• Directions for this task
Read through the lines below for the string "close" and copy each one that has it.

== Segment start ==

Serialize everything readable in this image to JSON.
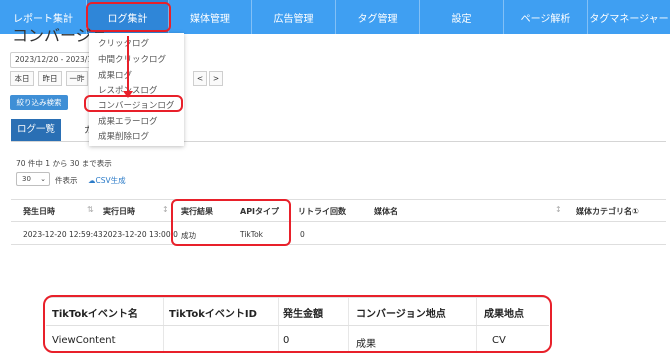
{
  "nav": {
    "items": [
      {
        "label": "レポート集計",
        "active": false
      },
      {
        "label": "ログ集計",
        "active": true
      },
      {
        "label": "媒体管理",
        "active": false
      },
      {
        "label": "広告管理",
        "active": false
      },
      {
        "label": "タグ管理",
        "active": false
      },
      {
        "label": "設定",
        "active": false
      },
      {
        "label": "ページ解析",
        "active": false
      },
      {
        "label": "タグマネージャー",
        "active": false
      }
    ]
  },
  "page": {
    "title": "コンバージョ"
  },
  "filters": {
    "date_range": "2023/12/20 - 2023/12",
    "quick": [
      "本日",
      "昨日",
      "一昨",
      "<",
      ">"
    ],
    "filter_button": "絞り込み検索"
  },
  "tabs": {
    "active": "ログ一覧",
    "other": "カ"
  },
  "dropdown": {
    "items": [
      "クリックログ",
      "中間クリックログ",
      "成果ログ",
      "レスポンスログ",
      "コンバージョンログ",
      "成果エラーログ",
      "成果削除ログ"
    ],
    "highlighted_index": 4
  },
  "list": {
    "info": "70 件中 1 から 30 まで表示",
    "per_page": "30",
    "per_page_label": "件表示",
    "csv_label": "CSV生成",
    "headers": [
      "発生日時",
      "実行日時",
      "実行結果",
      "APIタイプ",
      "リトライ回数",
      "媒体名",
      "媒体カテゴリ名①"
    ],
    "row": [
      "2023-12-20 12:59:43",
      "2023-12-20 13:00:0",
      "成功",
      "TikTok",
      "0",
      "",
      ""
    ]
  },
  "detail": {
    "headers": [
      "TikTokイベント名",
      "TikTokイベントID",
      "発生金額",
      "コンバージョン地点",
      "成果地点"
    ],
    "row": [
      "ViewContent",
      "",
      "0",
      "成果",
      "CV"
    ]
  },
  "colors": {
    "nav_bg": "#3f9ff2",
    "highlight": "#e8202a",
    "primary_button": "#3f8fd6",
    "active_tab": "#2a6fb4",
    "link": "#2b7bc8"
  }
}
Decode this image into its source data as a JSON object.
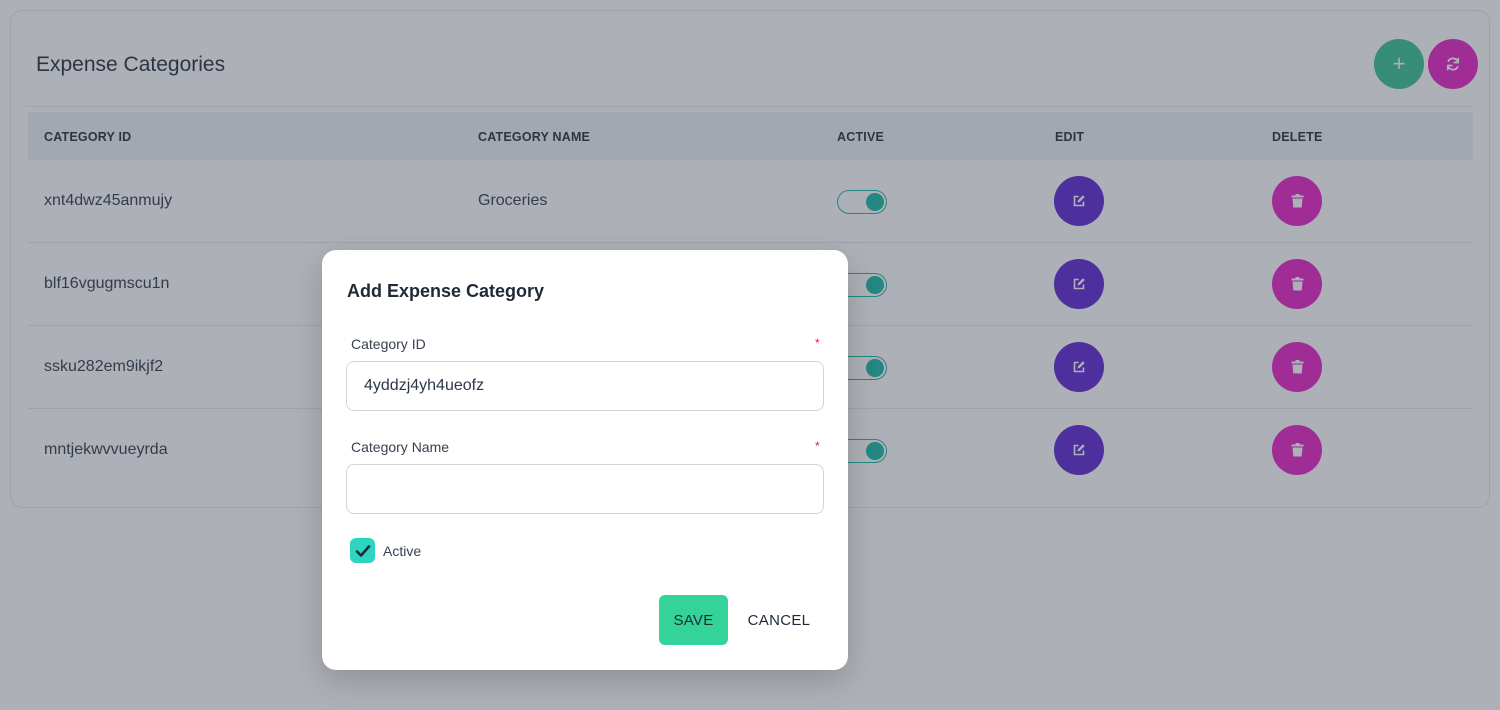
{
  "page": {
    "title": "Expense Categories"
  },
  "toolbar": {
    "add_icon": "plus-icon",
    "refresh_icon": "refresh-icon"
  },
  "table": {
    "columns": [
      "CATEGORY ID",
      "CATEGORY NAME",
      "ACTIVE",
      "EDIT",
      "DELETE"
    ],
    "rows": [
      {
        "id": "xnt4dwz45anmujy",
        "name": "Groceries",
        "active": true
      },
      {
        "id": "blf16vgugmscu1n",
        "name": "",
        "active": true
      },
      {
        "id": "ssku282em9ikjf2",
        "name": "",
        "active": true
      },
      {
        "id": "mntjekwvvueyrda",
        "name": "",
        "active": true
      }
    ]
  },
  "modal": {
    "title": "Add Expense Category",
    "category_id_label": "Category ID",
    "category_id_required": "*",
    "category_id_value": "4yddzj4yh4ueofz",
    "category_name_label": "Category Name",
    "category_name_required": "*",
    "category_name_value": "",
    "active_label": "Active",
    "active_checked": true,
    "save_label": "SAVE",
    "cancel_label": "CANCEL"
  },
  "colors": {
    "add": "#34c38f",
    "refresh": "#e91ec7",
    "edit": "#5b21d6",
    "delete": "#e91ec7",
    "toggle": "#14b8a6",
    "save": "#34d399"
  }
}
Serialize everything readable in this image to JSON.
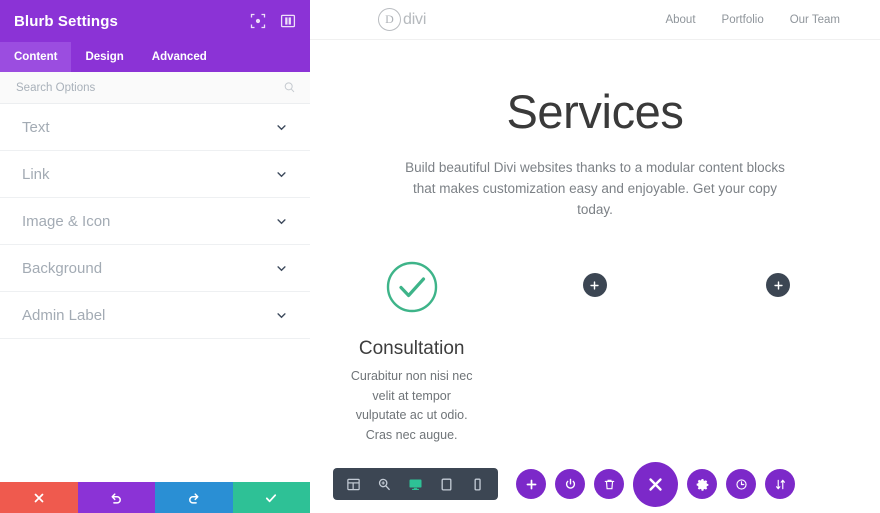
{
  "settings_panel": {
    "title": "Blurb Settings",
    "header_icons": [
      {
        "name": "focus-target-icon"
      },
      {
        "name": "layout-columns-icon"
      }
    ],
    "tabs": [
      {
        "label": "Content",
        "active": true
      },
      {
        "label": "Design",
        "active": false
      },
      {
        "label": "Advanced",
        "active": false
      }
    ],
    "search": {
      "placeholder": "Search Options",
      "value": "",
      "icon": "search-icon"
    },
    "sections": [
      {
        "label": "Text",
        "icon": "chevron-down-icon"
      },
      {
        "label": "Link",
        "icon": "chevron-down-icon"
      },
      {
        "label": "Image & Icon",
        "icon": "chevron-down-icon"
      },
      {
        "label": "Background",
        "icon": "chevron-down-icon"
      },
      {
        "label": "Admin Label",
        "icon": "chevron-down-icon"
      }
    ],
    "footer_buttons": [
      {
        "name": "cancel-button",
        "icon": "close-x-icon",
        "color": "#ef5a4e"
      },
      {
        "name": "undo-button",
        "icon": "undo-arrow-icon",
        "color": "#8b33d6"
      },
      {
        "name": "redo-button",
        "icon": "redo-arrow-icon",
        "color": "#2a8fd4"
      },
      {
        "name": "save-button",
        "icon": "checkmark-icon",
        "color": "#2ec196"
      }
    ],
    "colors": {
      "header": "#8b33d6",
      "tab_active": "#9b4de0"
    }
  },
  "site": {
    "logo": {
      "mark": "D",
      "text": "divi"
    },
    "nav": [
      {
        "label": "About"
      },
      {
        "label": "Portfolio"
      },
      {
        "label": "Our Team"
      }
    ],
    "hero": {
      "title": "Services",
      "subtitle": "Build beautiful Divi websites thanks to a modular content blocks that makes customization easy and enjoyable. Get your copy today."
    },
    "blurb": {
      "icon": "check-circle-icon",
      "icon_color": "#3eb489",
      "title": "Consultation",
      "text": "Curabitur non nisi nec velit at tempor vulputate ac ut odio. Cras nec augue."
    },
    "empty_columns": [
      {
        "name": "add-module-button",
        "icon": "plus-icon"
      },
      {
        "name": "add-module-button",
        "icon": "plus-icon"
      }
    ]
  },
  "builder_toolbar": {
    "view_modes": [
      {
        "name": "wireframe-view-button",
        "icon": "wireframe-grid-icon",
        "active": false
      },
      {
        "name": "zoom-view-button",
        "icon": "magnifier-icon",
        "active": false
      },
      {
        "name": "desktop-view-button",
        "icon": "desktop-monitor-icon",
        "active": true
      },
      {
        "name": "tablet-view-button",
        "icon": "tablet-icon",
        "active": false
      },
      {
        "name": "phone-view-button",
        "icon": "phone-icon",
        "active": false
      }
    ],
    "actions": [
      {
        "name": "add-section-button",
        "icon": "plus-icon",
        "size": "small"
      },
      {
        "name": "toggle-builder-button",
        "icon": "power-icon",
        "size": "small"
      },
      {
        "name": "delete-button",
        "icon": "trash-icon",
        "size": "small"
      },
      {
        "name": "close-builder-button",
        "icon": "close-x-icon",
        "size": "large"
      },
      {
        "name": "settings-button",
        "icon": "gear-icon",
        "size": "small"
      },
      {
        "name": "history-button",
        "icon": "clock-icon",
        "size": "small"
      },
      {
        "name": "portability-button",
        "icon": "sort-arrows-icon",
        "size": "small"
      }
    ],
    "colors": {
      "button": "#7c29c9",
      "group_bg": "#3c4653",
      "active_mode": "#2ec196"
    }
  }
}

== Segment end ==
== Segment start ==

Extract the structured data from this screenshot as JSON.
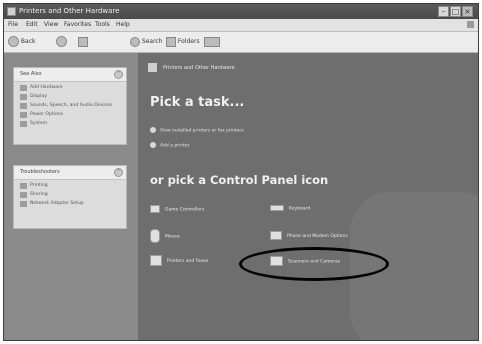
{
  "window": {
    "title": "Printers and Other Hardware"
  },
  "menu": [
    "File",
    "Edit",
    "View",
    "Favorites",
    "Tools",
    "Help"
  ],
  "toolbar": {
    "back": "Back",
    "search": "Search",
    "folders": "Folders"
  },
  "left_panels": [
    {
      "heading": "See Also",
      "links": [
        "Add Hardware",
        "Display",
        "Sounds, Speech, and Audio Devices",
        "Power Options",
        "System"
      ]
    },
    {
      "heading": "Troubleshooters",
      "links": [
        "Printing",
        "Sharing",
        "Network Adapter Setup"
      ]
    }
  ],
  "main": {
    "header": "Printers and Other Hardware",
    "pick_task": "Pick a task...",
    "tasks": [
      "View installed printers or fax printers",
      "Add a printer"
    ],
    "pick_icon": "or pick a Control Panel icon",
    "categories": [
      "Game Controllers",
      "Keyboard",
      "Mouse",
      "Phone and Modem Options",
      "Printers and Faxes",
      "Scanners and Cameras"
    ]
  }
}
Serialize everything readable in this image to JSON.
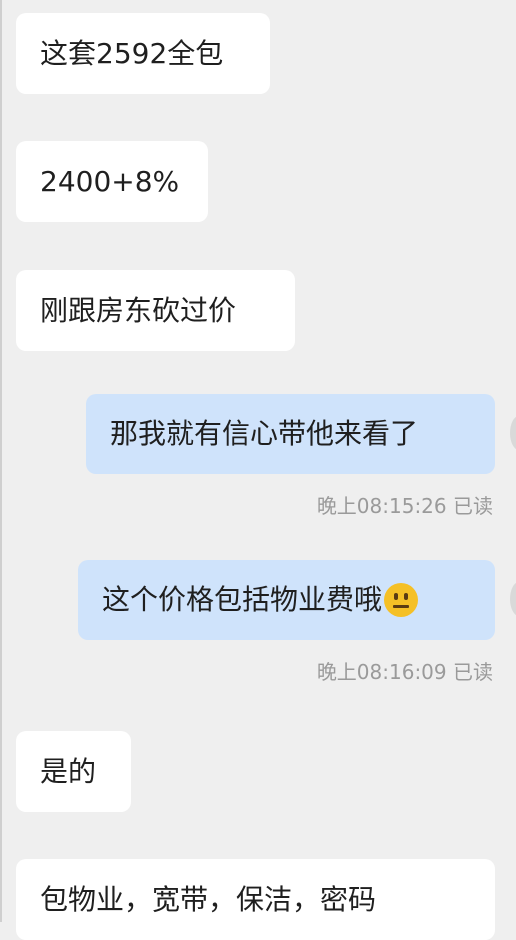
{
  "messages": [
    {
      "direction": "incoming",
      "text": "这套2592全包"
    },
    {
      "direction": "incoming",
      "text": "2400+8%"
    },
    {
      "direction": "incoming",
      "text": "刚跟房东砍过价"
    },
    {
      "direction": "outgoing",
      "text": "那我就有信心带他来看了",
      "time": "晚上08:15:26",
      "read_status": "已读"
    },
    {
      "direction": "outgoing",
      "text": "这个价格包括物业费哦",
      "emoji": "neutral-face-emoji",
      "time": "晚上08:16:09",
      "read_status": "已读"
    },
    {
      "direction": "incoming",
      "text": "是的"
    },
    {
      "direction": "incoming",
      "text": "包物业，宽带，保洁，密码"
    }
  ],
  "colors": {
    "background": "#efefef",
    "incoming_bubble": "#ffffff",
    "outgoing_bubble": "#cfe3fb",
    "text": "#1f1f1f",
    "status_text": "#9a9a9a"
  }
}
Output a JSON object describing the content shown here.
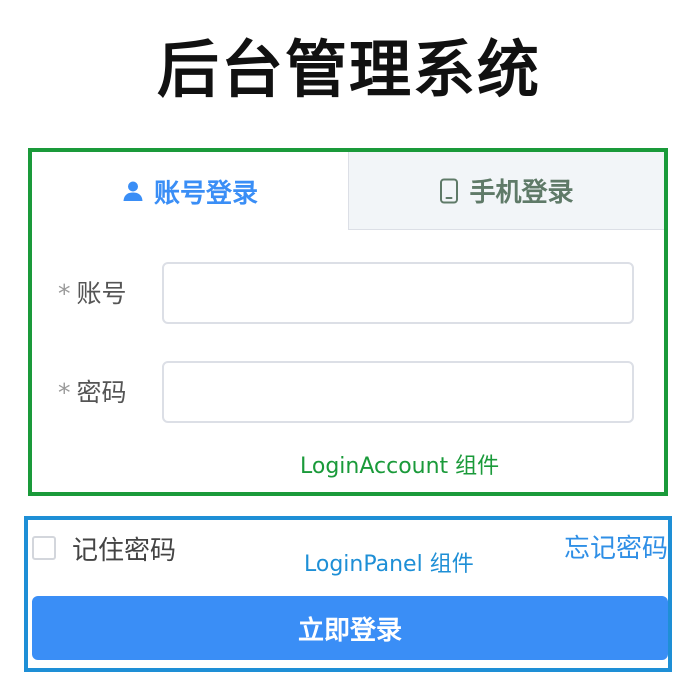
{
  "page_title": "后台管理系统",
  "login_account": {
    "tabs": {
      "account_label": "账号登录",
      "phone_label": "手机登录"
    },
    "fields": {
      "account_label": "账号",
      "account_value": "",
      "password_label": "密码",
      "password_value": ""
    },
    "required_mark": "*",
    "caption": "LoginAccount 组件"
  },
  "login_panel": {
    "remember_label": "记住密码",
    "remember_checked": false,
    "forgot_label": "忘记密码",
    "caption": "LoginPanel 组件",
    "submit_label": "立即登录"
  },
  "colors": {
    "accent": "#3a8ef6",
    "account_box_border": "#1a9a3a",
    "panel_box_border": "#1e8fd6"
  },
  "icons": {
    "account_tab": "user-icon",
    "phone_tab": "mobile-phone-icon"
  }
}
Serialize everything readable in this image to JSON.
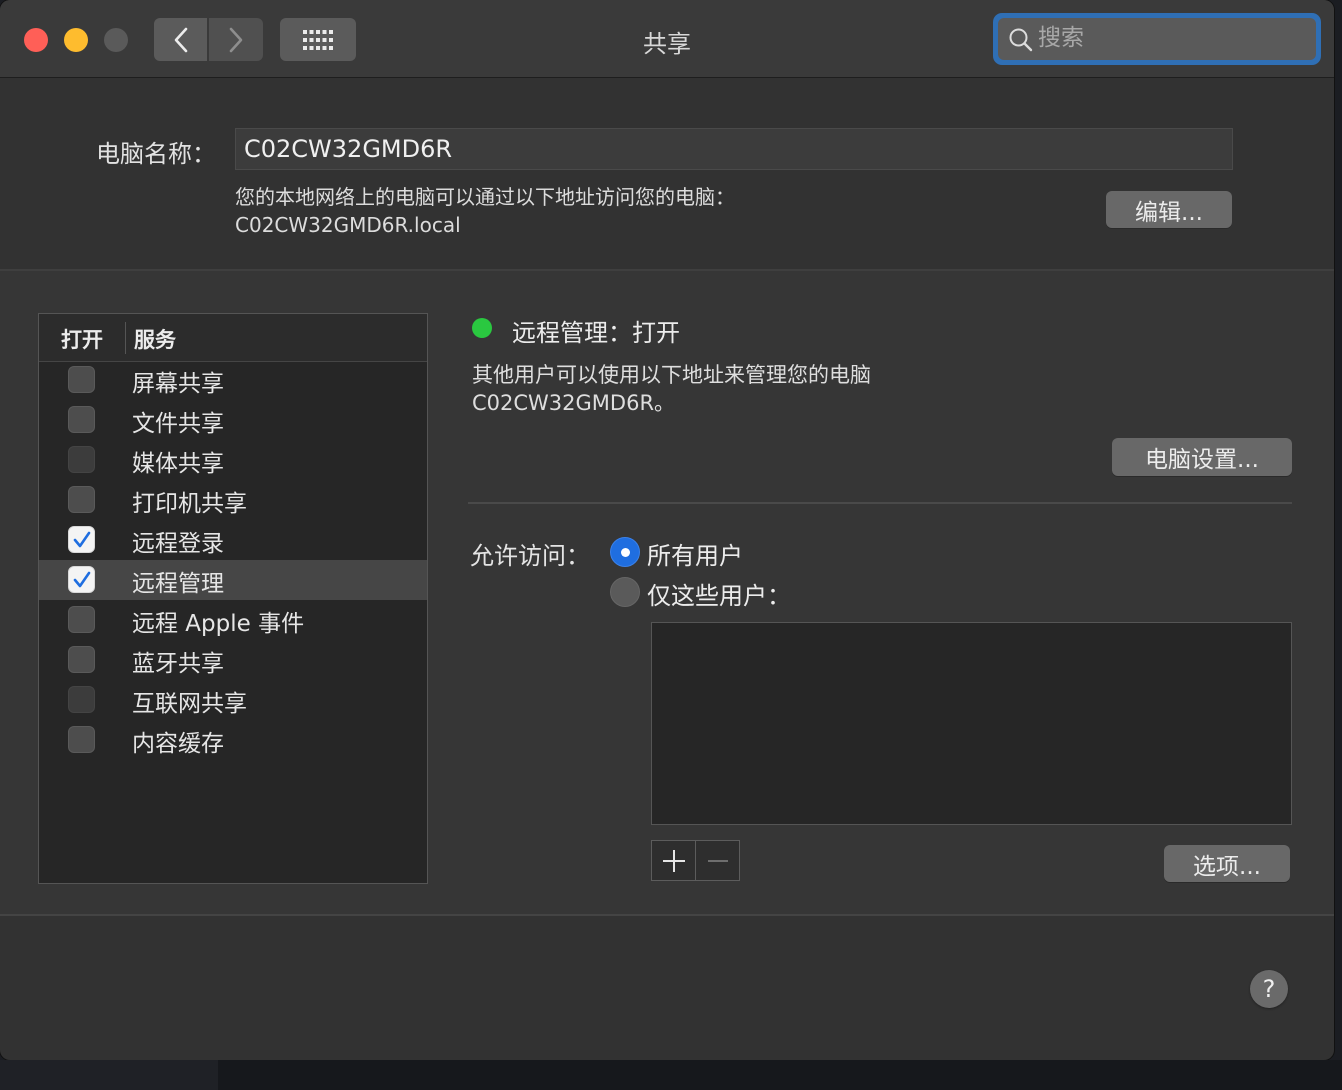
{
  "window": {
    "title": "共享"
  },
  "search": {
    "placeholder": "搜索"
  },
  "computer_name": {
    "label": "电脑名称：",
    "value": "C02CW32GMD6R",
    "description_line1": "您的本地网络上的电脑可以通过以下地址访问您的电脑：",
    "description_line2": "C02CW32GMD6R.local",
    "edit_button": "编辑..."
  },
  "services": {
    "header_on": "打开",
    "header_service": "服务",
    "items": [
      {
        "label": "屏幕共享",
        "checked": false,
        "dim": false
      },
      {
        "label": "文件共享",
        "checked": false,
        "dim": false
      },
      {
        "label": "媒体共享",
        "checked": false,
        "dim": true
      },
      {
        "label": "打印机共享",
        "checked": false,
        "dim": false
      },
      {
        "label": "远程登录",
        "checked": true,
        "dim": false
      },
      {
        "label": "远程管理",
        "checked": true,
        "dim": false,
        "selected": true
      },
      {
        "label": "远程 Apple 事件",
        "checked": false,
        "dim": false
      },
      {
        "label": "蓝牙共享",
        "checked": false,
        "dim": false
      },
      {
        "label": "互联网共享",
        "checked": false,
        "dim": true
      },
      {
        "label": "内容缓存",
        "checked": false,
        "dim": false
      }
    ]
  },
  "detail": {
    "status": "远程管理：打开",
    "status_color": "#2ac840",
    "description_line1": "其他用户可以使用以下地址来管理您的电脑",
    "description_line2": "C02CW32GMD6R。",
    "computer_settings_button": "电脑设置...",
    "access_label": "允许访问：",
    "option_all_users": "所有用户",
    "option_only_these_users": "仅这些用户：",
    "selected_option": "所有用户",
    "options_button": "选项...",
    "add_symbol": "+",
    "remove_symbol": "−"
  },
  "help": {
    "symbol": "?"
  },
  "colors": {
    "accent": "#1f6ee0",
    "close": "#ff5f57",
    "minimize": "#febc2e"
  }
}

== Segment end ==

• Solution for this exercise
        "icon": "close-x-icon",
        "name": "close-builder-button",
        "icon": "close-x-icon",
    "close": "#ff5f57",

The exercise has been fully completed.